• WHAT YOU WILL DO: For the data below, please report each line where the word "الادبى" is found.

[Interface dataset entries]
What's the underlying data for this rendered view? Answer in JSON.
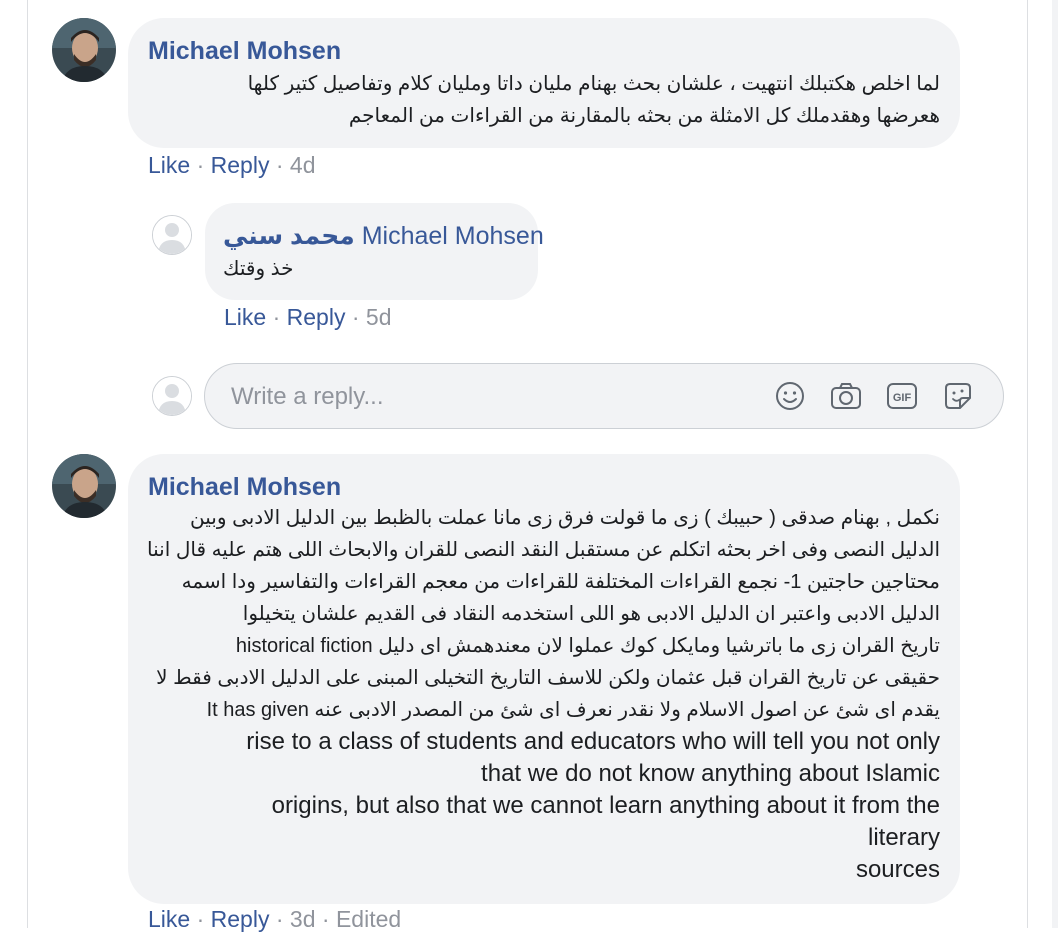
{
  "comments": [
    {
      "author": "Michael Mohsen",
      "lines": [
        "لما اخلص هكتبلك انتهيت ، علشان بحث بهنام مليان داتا ومليان كلام وتفاصيل كتير كلها",
        "هعرضها وهقدملك كل الامثلة من بحثه بالمقارنة من القراءات من المعاجم"
      ],
      "actions": {
        "like": "Like",
        "reply": "Reply",
        "time": "4d"
      }
    },
    {
      "author": "Michael Mohsen",
      "lines": [
        "نكمل , بهنام صدقى ( حبيبك ) زى ما قولت فرق زى مانا عملت بالظبط بين الدليل الادبى وبين",
        "الدليل النصى وفى اخر بحثه اتكلم عن مستقبل النقد النصى للقران والابحاث اللى هتم عليه قال اننا",
        "محتاجين حاجتين 1- نجمع القراءات المختلفة للقراءات من معجم القراءات والتفاسير ودا اسمه",
        "الدليل الادبى واعتبر ان الدليل الادبى هو اللى استخدمه النقاد فى القديم علشان يتخيلوا",
        "historical fiction تاريخ القران زى ما باترشيا ومايكل كوك عملوا لان معندهمش اى دليل",
        "حقيقى عن تاريخ القران قبل عثمان ولكن للاسف التاريخ التخيلى المبنى على الدليل الادبى فقط لا",
        "يقدم اى شئ عن اصول الاسلام ولا نقدر نعرف اى شئ من المصدر الادبى عنه It has given"
      ],
      "english_lines": [
        "rise to a class of students and educators who will tell you not only",
        "that we do not know anything about Islamic",
        "origins, but also that we cannot learn anything about it from the",
        "literary",
        "sources"
      ],
      "actions": {
        "like": "Like",
        "reply": "Reply",
        "time": "3d",
        "edited": "Edited"
      }
    }
  ],
  "reply": {
    "author_mention": "محمد سني",
    "author": "Michael Mohsen",
    "text": "خذ وقتك",
    "actions": {
      "like": "Like",
      "reply": "Reply",
      "time": "5d"
    }
  },
  "composer": {
    "placeholder": "Write a reply...",
    "icons": [
      "emoji-icon",
      "camera-icon",
      "gif-icon",
      "sticker-icon"
    ],
    "gif_label": "GIF"
  },
  "colors": {
    "link": "#385898",
    "meta": "#90949c",
    "bubble": "#f2f3f5",
    "border": "#ccd0d5"
  }
}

• WRITTEN SOLUTION:
        "نكمل , بهنام صدقى ( حبيبك ) زى ما قولت فرق زى مانا عملت بالظبط بين الدليل الادبى وبين",
        "الدليل الادبى واعتبر ان الدليل الادبى هو اللى استخدمه النقاد فى القديم علشان يتخيلوا",
        "حقيقى عن تاريخ القران قبل عثمان ولكن للاسف التاريخ التخيلى المبنى على الدليل الادبى فقط لا",
        "يقدم اى شئ عن اصول الاسلام ولا نقدر نعرف اى شئ من المصدر الادبى عنه It has given"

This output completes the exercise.